What the task asks: Below are records. Find each line in them that holds the word "selected" and copy it.

Given records:
BEGIN

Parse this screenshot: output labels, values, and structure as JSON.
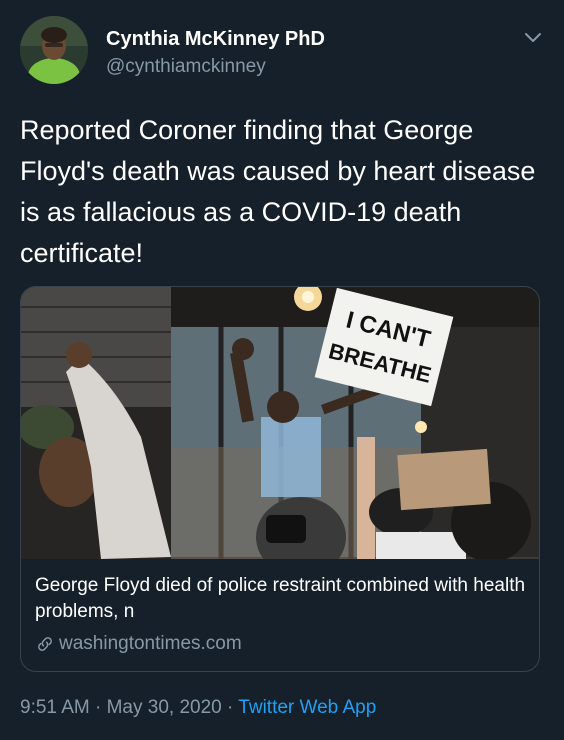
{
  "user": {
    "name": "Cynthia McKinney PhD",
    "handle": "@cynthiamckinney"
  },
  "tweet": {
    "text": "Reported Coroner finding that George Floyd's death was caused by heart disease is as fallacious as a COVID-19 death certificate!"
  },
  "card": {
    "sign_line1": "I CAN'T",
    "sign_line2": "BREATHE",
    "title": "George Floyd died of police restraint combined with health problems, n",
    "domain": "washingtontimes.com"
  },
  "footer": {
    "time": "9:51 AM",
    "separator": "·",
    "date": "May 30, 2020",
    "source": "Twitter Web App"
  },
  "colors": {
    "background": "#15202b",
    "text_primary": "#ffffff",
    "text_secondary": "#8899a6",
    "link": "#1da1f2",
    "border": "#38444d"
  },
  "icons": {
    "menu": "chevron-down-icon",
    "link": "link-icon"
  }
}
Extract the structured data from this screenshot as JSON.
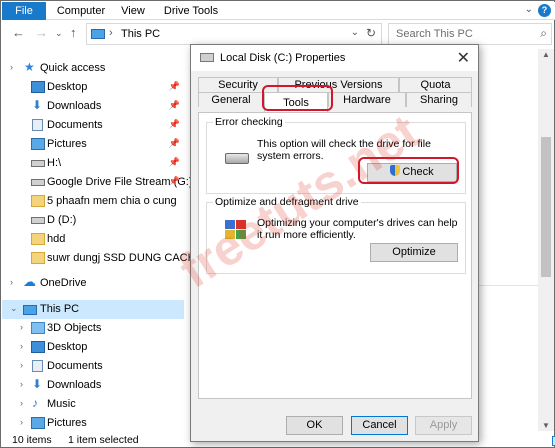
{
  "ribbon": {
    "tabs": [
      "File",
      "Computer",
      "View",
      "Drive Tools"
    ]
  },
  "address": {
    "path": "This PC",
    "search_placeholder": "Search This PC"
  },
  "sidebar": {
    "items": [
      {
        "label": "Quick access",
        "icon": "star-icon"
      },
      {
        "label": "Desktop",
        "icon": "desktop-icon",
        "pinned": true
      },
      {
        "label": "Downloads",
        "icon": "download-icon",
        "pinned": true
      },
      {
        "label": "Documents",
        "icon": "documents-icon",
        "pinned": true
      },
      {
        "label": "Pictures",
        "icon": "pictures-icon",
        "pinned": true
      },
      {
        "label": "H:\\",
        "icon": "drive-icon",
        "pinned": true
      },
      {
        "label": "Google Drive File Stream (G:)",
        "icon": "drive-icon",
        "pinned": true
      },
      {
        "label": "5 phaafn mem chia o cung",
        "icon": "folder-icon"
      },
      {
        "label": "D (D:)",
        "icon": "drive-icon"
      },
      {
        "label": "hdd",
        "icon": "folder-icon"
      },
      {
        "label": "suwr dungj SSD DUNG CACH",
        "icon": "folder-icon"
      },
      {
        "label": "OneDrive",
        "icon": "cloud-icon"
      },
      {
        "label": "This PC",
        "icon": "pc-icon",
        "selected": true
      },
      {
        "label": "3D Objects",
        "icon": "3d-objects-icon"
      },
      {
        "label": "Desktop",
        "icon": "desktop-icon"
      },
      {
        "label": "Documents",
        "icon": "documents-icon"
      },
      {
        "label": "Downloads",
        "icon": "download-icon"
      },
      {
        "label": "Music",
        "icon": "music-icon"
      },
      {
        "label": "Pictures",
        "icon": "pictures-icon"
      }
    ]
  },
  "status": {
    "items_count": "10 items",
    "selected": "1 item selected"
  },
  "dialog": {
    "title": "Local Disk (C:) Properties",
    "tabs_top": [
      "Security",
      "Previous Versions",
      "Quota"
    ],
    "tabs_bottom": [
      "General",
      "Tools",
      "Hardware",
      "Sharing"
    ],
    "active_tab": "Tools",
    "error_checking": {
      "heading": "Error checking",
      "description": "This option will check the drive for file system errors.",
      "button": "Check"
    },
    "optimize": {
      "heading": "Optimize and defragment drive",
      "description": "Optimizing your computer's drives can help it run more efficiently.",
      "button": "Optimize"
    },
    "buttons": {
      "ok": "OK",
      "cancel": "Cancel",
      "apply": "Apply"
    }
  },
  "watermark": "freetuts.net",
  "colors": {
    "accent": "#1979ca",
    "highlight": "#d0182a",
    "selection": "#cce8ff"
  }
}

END

Solution for this exercise:
        "selected": true
    "selected": "1 item selected"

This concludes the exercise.